Sam Fender Comes of Age on the Brilliant 'Seventeen Going Under'
Photo: Charlotte Patmore
Sam Fender is a songwriter in the truest sense. The 25-year-old UK artist tackles the macabre yet beautiful world we've created with a self-aware acuity, holding up a magnifying glass to both the unassuming passerby and our sprawling systems of oppression and devastation. It's an approach that defined much of his critically-acclaimed debut album, Hypersonic Missiles, as a stirring political message of the times.
And in his highly-anticipated sophomore effort, Fender forgoes his observations on mutually assured destruction and political corruption to turn his meticulously-trained songwriting wit inwards. The result is Seventeen Going Under, a deeply personal album that serves as equal parts self-examination and study of the human condition. "Some of the stories are autobiographical so they write themselves," Fender confesses. "In a sense though, you're writing about the human experience, but you do feel exposed."

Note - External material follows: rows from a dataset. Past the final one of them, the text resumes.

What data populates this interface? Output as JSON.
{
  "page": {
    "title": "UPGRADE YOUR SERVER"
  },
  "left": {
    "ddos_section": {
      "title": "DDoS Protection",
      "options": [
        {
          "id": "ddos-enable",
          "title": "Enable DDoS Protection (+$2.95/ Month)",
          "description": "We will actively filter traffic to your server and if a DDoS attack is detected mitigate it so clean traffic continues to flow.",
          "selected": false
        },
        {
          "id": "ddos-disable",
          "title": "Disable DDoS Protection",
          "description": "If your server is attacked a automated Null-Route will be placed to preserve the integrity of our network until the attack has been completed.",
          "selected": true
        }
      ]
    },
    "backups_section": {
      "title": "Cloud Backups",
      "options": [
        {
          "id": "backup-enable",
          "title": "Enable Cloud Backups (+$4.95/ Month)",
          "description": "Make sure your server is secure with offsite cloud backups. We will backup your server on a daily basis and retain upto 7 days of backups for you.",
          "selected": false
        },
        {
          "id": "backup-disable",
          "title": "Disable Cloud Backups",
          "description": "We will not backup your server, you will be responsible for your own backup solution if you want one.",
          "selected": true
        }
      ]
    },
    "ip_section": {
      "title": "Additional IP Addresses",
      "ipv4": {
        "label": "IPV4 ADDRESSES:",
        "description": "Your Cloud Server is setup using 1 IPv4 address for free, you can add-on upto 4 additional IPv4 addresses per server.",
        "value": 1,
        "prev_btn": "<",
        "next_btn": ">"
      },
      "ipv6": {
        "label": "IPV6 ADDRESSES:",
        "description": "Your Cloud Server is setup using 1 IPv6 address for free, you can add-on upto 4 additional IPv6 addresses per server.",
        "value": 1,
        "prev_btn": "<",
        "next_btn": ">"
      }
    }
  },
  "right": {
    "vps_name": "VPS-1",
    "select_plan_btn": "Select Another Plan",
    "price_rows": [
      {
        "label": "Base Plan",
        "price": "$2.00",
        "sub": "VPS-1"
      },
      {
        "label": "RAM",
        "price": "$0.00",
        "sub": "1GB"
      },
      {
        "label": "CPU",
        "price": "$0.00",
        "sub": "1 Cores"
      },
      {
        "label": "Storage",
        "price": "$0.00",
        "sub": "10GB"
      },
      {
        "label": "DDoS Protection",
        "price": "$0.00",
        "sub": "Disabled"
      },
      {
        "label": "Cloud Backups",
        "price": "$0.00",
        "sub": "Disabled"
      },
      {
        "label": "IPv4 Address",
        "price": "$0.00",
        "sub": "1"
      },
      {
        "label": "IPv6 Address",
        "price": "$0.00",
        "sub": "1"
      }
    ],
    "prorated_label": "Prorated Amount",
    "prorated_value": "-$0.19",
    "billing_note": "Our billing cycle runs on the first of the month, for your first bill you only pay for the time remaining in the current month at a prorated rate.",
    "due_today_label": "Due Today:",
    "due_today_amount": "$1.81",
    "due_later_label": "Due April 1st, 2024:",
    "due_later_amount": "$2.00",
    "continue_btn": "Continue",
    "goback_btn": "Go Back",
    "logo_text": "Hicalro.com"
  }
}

The change in perspective was largely inspired by the last odd two years, which saw, and sees, the world battling a global pandemic and increased isolation. "I didn't have anyone to write about. I've always relied on that stuff. On hearsay, rumours, stories, gossip... gossip made mankind," recounts Fender from his studio in North Shields. "I didn't want to write about COVID because fucking no one is ever going to want to hear about that ever again, so this time I went inwards."
There's a newfound softness to be found in Fender's sonic confessionals. Intricate guitar lines and simplified yet exquisite instrumentation allow for the UK artist's lyrical growth to take center stage. Yet for fans of the driving brit-pop and indie rock that scored much of Hypersonic Missiles, they will find comfort in tracks like "The Leveller" and "Aye" - the latter of which is a thrilling call to arms against the 1%, with Fender expounding, "The only thing I care about is people. I think we’ve got to fight the injustices in the world and one of them is the fact that we’re being hoodwinked by the 1% permanently and we're sat down here shouting at each other about some stuff on the news. It’s a fucking cesspit. Everyone’s fired up and pissed off before they’ve even begun the conversation."
Culminating in the heart-rending "Poltergeists," Fender revisits the ghosts of the dead boys that haunted his hometown and debut EP. It makes Seventeen Going Under feel like a full-circle moment for the enviable songwriting talent. One that sees him grow up and looking forward, carrying the torch and burden for those who couldn't. "This album is a coming of age story. It's about growing up. It's a celebration of life after hardship, it's a celebration of surviving."
Listen to Seventeen Going Under below: